Action item =>
What lines below include the word "Bluetooth"? Copy each one.

Exercise material =>
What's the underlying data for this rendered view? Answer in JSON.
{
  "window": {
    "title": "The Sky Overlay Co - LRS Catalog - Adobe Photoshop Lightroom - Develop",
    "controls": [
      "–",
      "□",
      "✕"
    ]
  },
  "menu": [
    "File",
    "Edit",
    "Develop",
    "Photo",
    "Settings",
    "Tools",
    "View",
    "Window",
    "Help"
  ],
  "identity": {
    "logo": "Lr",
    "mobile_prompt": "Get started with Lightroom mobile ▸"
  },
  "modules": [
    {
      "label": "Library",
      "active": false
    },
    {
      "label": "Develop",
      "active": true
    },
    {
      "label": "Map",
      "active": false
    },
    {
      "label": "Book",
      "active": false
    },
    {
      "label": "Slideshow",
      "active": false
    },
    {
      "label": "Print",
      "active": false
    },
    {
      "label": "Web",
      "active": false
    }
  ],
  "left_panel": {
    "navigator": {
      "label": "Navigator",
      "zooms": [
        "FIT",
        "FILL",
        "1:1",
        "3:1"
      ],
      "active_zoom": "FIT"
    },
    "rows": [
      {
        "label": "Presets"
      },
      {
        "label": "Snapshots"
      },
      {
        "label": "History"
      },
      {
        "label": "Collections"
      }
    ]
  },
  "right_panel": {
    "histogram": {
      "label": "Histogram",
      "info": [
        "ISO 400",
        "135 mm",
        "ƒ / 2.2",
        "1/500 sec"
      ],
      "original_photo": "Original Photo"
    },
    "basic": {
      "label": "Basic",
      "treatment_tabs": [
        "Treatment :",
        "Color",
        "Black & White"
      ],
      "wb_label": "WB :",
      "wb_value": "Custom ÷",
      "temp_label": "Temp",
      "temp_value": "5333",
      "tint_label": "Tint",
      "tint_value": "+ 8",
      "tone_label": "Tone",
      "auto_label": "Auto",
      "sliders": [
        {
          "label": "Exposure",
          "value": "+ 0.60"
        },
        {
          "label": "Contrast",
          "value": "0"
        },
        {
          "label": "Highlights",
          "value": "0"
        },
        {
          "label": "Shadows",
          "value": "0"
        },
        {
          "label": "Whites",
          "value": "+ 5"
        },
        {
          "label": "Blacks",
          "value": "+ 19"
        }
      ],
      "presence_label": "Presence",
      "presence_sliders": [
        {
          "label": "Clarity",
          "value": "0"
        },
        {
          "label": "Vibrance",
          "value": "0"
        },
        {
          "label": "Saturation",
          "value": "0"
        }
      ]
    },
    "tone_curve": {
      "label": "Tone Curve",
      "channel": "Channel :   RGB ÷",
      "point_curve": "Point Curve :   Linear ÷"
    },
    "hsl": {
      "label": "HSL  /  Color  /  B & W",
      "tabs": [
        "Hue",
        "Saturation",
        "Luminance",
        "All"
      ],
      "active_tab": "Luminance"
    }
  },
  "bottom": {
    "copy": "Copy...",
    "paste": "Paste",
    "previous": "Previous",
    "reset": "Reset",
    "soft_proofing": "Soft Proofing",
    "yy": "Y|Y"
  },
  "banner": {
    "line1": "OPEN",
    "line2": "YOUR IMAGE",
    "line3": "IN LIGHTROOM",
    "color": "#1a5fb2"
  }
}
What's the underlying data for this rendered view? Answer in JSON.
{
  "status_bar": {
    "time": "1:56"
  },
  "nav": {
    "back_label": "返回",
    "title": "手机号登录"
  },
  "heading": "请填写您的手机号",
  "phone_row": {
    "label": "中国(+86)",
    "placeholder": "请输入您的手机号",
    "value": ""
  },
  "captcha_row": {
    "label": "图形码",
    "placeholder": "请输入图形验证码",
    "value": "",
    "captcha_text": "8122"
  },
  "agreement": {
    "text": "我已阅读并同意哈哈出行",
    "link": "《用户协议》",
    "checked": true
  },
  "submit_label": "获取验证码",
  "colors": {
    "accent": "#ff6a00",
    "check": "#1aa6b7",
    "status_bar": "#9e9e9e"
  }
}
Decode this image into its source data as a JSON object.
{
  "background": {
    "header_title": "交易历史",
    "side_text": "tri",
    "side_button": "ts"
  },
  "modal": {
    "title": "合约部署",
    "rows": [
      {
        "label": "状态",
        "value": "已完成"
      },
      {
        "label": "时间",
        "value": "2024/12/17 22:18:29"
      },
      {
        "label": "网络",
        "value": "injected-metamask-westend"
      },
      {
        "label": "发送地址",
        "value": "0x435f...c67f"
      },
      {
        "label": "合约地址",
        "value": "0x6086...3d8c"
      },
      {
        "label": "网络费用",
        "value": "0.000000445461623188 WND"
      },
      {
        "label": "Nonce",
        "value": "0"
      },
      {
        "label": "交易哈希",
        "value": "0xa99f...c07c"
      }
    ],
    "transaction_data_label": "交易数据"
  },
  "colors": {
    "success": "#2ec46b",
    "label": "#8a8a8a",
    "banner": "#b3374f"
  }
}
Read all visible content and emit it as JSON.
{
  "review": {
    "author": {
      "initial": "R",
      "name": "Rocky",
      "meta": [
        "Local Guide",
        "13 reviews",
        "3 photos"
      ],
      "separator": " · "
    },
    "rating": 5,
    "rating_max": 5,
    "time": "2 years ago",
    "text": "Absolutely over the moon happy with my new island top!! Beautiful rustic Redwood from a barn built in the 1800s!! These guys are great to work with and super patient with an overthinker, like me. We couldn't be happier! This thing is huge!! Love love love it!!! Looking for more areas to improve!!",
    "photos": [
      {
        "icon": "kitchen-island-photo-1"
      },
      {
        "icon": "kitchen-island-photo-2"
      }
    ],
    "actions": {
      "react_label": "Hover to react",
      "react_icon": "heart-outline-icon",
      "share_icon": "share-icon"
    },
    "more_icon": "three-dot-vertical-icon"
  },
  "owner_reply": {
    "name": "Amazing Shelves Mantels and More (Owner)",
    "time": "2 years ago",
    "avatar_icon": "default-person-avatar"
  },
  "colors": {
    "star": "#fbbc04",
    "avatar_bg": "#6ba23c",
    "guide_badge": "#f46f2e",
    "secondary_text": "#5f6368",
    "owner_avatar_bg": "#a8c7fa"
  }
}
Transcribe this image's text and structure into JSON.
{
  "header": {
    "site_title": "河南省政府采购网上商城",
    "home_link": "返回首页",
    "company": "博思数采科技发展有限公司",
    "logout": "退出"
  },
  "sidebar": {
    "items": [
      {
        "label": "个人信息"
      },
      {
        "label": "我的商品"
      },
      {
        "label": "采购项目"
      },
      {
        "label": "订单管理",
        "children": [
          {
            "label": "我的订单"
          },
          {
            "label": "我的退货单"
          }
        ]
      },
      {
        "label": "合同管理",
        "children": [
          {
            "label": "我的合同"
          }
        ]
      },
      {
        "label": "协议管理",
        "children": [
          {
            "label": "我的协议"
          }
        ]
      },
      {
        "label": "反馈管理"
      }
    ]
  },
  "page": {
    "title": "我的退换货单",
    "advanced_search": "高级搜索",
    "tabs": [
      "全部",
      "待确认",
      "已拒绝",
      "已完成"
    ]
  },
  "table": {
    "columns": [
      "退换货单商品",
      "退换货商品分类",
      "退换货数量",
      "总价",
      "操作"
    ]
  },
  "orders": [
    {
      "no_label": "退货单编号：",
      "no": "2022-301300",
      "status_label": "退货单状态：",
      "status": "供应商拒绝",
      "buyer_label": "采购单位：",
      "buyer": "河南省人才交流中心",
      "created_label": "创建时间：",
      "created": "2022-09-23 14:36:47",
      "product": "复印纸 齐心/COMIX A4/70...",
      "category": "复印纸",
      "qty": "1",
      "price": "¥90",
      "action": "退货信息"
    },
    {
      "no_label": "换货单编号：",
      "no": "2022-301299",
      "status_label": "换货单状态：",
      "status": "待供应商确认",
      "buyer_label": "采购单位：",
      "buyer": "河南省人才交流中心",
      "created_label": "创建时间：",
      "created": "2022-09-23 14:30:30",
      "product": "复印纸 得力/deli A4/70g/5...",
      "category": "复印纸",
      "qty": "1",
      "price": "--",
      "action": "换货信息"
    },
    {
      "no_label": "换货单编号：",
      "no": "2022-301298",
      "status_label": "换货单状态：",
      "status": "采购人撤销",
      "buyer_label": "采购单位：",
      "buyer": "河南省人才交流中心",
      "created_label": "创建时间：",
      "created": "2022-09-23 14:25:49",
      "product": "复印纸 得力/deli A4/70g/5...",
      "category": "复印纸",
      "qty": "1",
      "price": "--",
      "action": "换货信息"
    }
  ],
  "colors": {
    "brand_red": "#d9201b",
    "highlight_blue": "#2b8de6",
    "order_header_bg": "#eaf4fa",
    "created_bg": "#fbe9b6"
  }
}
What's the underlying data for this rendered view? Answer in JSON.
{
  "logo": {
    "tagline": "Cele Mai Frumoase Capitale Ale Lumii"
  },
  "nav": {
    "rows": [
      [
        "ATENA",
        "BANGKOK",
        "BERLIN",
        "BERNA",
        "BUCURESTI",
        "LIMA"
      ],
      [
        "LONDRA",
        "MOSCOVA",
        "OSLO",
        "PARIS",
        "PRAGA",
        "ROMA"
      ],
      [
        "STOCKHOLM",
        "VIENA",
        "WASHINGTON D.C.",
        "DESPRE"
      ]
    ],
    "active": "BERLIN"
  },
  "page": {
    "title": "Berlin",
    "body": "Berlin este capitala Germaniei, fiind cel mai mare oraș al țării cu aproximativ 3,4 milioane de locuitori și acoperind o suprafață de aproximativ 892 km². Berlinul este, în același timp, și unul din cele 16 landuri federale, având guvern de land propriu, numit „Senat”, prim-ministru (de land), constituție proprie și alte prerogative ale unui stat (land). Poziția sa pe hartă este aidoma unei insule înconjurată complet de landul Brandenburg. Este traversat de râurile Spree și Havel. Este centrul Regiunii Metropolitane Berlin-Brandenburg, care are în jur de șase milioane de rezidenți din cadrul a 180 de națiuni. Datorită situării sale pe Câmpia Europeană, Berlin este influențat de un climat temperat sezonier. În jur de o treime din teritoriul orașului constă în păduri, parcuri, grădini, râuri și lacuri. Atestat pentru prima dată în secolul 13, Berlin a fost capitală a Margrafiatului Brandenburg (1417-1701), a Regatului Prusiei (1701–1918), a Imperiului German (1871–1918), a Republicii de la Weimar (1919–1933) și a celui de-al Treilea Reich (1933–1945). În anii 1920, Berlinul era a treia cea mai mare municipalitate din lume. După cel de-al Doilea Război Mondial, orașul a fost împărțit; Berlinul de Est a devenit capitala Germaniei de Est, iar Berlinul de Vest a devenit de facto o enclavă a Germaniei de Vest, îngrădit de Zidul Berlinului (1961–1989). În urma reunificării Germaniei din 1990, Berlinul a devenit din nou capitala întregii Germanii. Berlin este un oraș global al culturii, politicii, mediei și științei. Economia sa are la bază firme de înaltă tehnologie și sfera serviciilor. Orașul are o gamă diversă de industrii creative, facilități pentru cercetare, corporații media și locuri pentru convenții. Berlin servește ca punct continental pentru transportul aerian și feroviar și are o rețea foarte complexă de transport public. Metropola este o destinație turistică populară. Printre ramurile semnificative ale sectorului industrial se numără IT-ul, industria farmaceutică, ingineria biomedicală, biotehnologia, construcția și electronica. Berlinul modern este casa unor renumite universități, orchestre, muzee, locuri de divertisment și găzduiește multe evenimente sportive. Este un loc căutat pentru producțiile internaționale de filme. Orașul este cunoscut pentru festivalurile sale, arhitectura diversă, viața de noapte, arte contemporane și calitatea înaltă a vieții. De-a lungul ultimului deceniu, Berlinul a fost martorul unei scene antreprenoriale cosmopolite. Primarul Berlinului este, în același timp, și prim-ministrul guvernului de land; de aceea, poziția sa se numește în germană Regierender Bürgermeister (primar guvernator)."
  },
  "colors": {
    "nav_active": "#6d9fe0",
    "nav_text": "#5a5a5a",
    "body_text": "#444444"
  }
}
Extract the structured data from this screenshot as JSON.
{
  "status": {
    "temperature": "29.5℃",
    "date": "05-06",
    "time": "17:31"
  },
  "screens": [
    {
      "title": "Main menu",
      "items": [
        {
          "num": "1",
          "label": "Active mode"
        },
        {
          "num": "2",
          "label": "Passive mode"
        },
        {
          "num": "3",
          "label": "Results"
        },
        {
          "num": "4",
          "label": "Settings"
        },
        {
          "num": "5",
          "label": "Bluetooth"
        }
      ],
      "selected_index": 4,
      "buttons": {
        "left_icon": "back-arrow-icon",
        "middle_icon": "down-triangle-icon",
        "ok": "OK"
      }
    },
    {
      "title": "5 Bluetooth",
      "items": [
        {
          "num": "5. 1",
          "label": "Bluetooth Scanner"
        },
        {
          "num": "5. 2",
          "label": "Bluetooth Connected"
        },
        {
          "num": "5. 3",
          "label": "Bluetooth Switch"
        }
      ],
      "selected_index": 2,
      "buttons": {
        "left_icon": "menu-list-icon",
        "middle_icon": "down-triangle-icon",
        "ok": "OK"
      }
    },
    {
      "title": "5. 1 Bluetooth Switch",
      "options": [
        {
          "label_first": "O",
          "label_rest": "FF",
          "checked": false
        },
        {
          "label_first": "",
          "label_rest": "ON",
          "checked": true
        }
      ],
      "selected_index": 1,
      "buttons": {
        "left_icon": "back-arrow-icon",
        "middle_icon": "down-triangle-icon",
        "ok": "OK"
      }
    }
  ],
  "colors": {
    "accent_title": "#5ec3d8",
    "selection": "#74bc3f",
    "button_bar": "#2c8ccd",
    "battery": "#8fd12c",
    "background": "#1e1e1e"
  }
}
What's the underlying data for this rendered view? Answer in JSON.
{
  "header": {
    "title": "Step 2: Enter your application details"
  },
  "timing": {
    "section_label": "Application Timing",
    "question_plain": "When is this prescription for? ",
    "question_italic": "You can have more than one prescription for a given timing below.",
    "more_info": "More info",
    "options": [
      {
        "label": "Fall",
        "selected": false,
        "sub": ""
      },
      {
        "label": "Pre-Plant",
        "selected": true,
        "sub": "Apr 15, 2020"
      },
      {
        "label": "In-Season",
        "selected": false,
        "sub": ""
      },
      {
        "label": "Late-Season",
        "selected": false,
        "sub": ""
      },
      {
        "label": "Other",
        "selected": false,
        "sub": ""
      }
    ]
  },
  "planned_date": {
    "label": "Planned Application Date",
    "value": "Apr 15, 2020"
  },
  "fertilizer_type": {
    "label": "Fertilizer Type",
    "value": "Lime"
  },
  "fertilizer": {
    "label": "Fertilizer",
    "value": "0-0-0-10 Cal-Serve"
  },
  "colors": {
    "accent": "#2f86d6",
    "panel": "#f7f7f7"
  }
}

Answer space =>
          "label": "Bluetooth"
      "title": "5 Bluetooth",
          "label": "Bluetooth Scanner"
          "label": "Bluetooth Connected"
          "label": "Bluetooth Switch"
      "title": "5. 1 Bluetooth Switch",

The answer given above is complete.